By Brenna Mackay

Carleton University’s Faculty of Science and Institute for Data Science (CUIDS) hosted the seventh annual Data Day to celebrate the latest developments in data science and analytics research.

With more than 500 registered participants, the full-day virtual event on March 30, 2021 included presentations by Carleton researchers and industry experts, a keynote address, panel discussions and networking opportunities. The day also included a poster competition to showcase graduate student research in data science across all disciplines.

This year’s theme was AI: What’s Next? And Everything Smart, focused on a range of topics, including artificial intelligence, data governance, smart technology, big data and COVID-19.
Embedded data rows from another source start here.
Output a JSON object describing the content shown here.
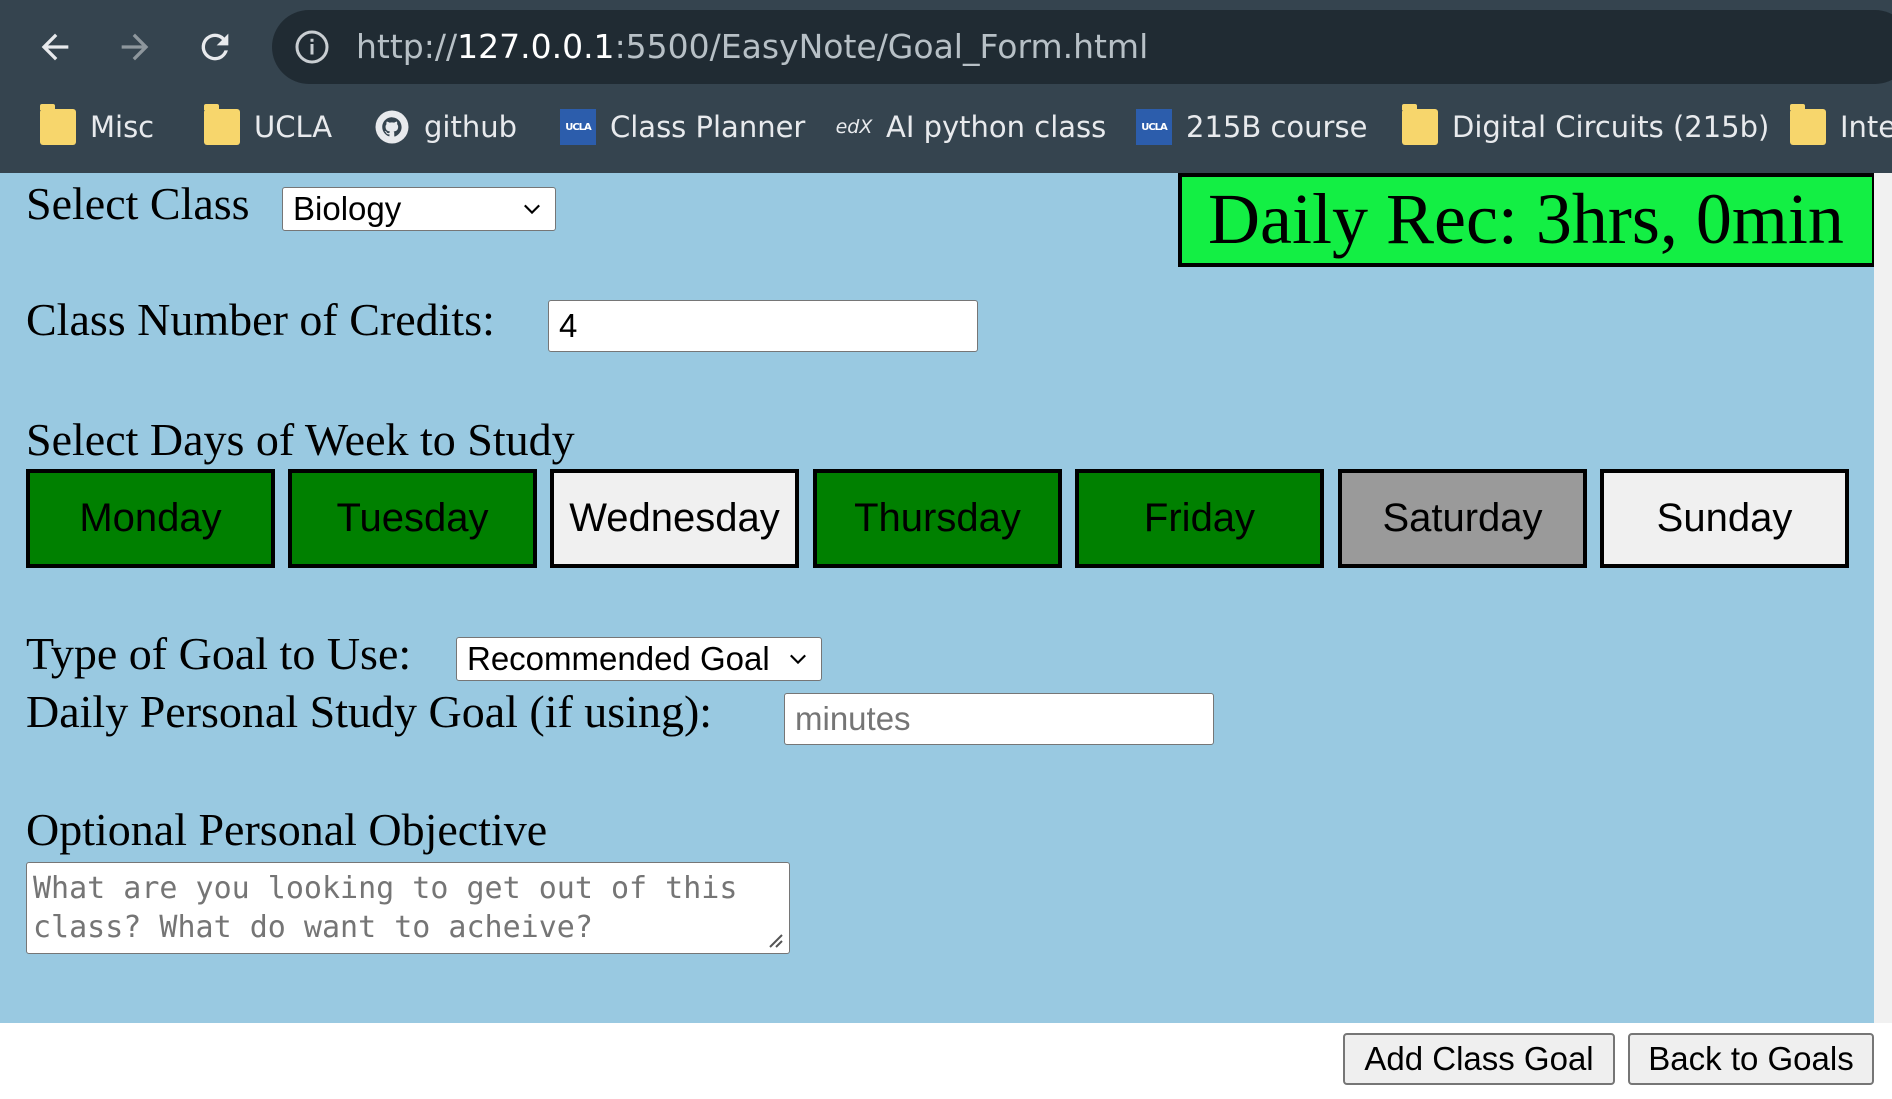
{
  "browser": {
    "url_prefix": "http://",
    "url_host": "127.0.0.1",
    "url_path": ":5500/EasyNote/Goal_Form.html",
    "bookmarks": [
      {
        "label": "Misc",
        "icon": "folder-icon"
      },
      {
        "label": "UCLA",
        "icon": "folder-icon"
      },
      {
        "label": "github",
        "icon": "github-icon"
      },
      {
        "label": "Class Planner",
        "icon": "ucla-icon"
      },
      {
        "label": "AI python class",
        "icon": "edx-icon"
      },
      {
        "label": "215B course",
        "icon": "ucla-icon"
      },
      {
        "label": "Digital Circuits (215b)",
        "icon": "folder-icon"
      },
      {
        "label": "Inte",
        "icon": "folder-icon"
      }
    ],
    "ucla_badge": "UCLA",
    "edx_badge": "edX"
  },
  "form": {
    "select_class_label": "Select Class",
    "select_class_value": "Biology",
    "daily_rec": "Daily Rec: 3hrs, 0min",
    "credits_label": "Class Number of Credits:",
    "credits_value": "4",
    "days_label": "Select Days of Week to Study",
    "days": [
      {
        "label": "Monday",
        "state": "selected",
        "color": "#008000"
      },
      {
        "label": "Tuesday",
        "state": "selected",
        "color": "#008000"
      },
      {
        "label": "Wednesday",
        "state": "unselected",
        "color": "#f0f0f0"
      },
      {
        "label": "Thursday",
        "state": "selected",
        "color": "#008000"
      },
      {
        "label": "Friday",
        "state": "selected",
        "color": "#008000"
      },
      {
        "label": "Saturday",
        "state": "disabled",
        "color": "#9a9a9a"
      },
      {
        "label": "Sunday",
        "state": "unselected",
        "color": "#f0f0f0"
      }
    ],
    "goal_type_label": "Type of Goal to Use:",
    "goal_type_value": "Recommended Goal",
    "personal_goal_label": "Daily Personal Study Goal (if using):",
    "personal_goal_placeholder": "minutes",
    "objective_label": "Optional Personal Objective",
    "objective_placeholder": "What are you looking to get out of this class? What do want to acheive?"
  },
  "actions": {
    "add_label": "Add Class Goal",
    "back_label": "Back to Goals"
  },
  "colors": {
    "page_bg": "#99c9e1",
    "daily_rec_bg": "#13ef44",
    "day_selected": "#008000"
  }
}
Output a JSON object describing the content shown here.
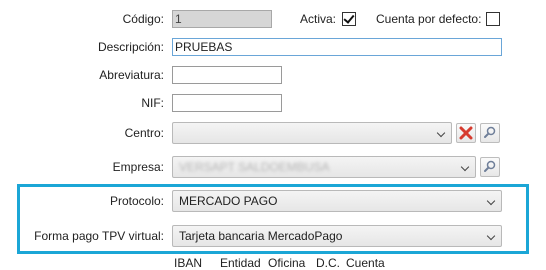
{
  "form": {
    "codigo": {
      "label": "Código:",
      "value": "1"
    },
    "activa": {
      "label": "Activa:",
      "checked": true
    },
    "cuenta_defecto": {
      "label": "Cuenta por defecto:",
      "checked": false
    },
    "descripcion": {
      "label": "Descripción:",
      "value": "PRUEBAS"
    },
    "abreviatura": {
      "label": "Abreviatura:",
      "value": ""
    },
    "nif": {
      "label": "NIF:",
      "value": ""
    },
    "centro": {
      "label": "Centro:",
      "value": ""
    },
    "empresa": {
      "label": "Empresa:",
      "value": "VERSAPT SALDOEMBUSA"
    },
    "protocolo": {
      "label": "Protocolo:",
      "value": "MERCADO PAGO"
    },
    "forma_pago": {
      "label": "Forma pago TPV virtual:",
      "value": "Tarjeta bancaria MercadoPago"
    }
  },
  "bank_headers": {
    "iban": "IBAN",
    "entidad": "Entidad",
    "oficina": "Oficina",
    "dc": "D.C.",
    "cuenta": "Cuenta"
  },
  "icons": {
    "clear": "red-x-icon",
    "search": "search-icon"
  },
  "colors": {
    "highlight": "#1ba6d6",
    "clear_icon": "#d63b2f"
  }
}
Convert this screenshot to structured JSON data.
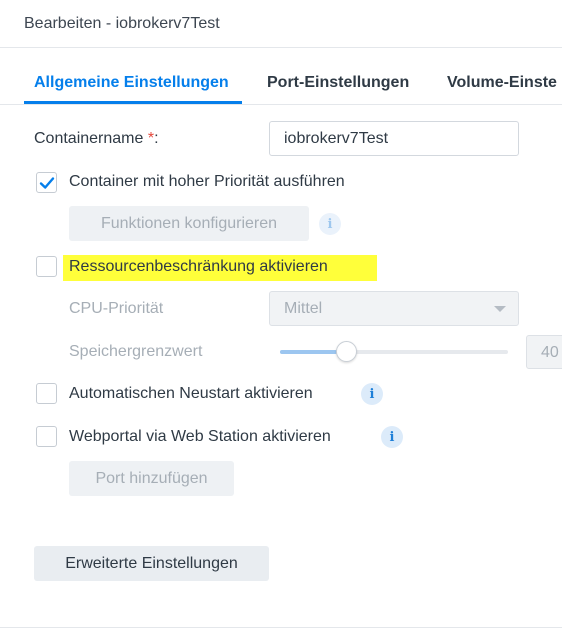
{
  "window": {
    "title": "Bearbeiten - iobrokerv7Test"
  },
  "tabs": [
    {
      "label": "Allgemeine Einstellungen",
      "active": true
    },
    {
      "label": "Port-Einstellungen",
      "active": false
    },
    {
      "label": "Volume-Einste",
      "active": false
    }
  ],
  "form": {
    "container_name_label": "Containername",
    "required_mark": "*",
    "colon": ":",
    "container_name_value": "iobrokerv7Test",
    "high_priority_label": "Container mit hoher Priorität ausführen",
    "high_priority_checked": true,
    "configure_functions_label": "Funktionen konfigurieren",
    "resource_limit_label": "Ressourcenbeschränkung aktivieren",
    "resource_limit_checked": false,
    "cpu_priority_label": "CPU-Priorität",
    "cpu_priority_value": "Mittel",
    "memory_limit_label": "Speichergrenzwert",
    "memory_limit_value": "40",
    "memory_slider_level": 0.25,
    "auto_restart_label": "Automatischen Neustart aktivieren",
    "auto_restart_checked": false,
    "webportal_label": "Webportal via Web Station aktivieren",
    "webportal_checked": false,
    "add_port_label": "Port hinzufügen",
    "advanced_settings_label": "Erweiterte Einstellungen"
  },
  "icons": {
    "info": "i",
    "check": "checkmark-icon"
  },
  "colors": {
    "accent": "#057feb",
    "highlight": "#ffff3a",
    "required": "#e5473b"
  }
}
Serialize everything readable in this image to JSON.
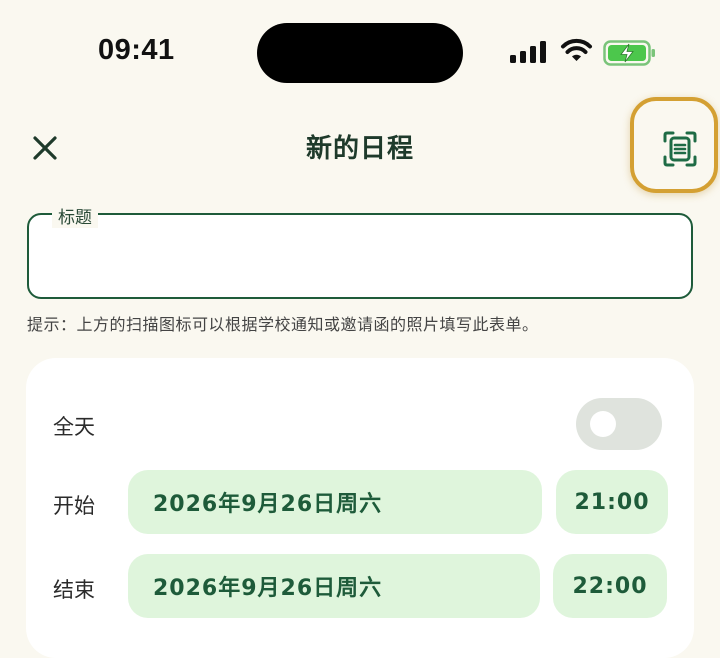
{
  "status_bar": {
    "time": "09:41"
  },
  "header": {
    "title": "新的日程"
  },
  "title_field": {
    "label": "标题",
    "value": ""
  },
  "hint": "提示：上方的扫描图标可以根据学校通知或邀请函的照片填写此表单。",
  "all_day": {
    "label": "全天",
    "enabled": false
  },
  "start": {
    "label": "开始",
    "date": "2026年9月26日周六",
    "time": "21:00"
  },
  "end": {
    "label": "结束",
    "date": "2026年9月26日周六",
    "time": "22:00"
  },
  "colors": {
    "accent": "#1e5b3a",
    "pill_bg": "#dff5dc",
    "highlight": "#d4a033",
    "background": "#faf8f0"
  },
  "icons": [
    "cellular-signal-icon",
    "wifi-icon",
    "battery-charging-icon",
    "close-icon",
    "document-scan-icon"
  ]
}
President Benoit-Antoine Bacon

President Benoit-Antoine Bacon

The day kicked off with an official welcome from Carleton President Benoit-Antoine Bacon and Science Dean Chuck Macdonald.

“Big data is increasingly central to the way we do business and is increasingly central to the way we live,” said Bacon.

“Here at Carleton, we’re addressing the skills shortage by developing courses and programs that ensure that our graduates are well trained in this crucial area.”

Prof. Frank Dehne

Prof. Frank Dehne

Opening remarks were followed by updates from the Institute of Data Science delivered by Profs. Thomas Russell, Frank Dehne and Robin Ritchie.

Despite challenges presented by the COVID-19 pandemic, Carleton’s data science programs and research activities continue to grow steadily with new partnerships and programs. With more than 170 researchers from five faculties and 26 university departments, schools and institutes currently engaged in research involving big data, data analytics and social sentiment analytics, Carleton is active in the field.

“Data science is something that is naturally interdisciplinary, whether it be science or engineering, business or economics,” said Russell.

“We all face a common problem trying to efficiently use data to recognize patterns, forecast and to ultimately inform decision-making,”

Data Day 7.1

The Internet of Things

The event’s first keynote address was hosted by John Weigelt, national technology officer at Microsoft Canada. His talk, The Internet of Things, highlighted how COVID-19 has changed the field of data governance and open data. In order to demonstrate progress in the field, he argues that Canada needs to focus on skills development, building interdisciplinary partnerships and incremental innovation.

“There has never been a better time to be focused on data, the enablement of innovation and digital transformation to drive Canadian prosperity,” said Weigelt.

The afternoon agenda included a Fireside Chat about Data Governance moderated by Tracey Lauriault, a poster fair and sponsor gallery, and engaging, timely panel discussions including Everything Smart, moderated by Larry Kostiuk, dean of the Faculty of Engineering and Design, and Big Data and COVID-19, moderated by Rafik Goubran, vice-president (Research and International.)

Prof. Tracey Lauriault

Prof. Tracey Lauriault

The day concluded with the announcement of the poster fair winners, who were divided into three categories: Critical Data Studies, Introduction to Data Science and General.

Coming in first place in the Critical Data Studies category was Journalism and Communications PhD student Anna-Lena Theus with her poster, Privacy Compliance of Smart Streetlights: A case study of the city of Yellowknife’s smart city challenge proposal.

In the Introduction to Data Science categories, Alex Lane from the School of Information Technology and Julia Conzon from the Department of Geography and Environmental Studies received the first-place prize with their poster Towards evaluating the built-environment: a hybrid approach for identifying building entrance accessibility.

In the general category, Master of Applied Science and Computer Engineering student, Joe Samuel,  received the top score with his poster A data-driven approach for designing secure systems.

To learn more about studying data science at Carleton, visit the CUIDS’ website.

Data Day 7.1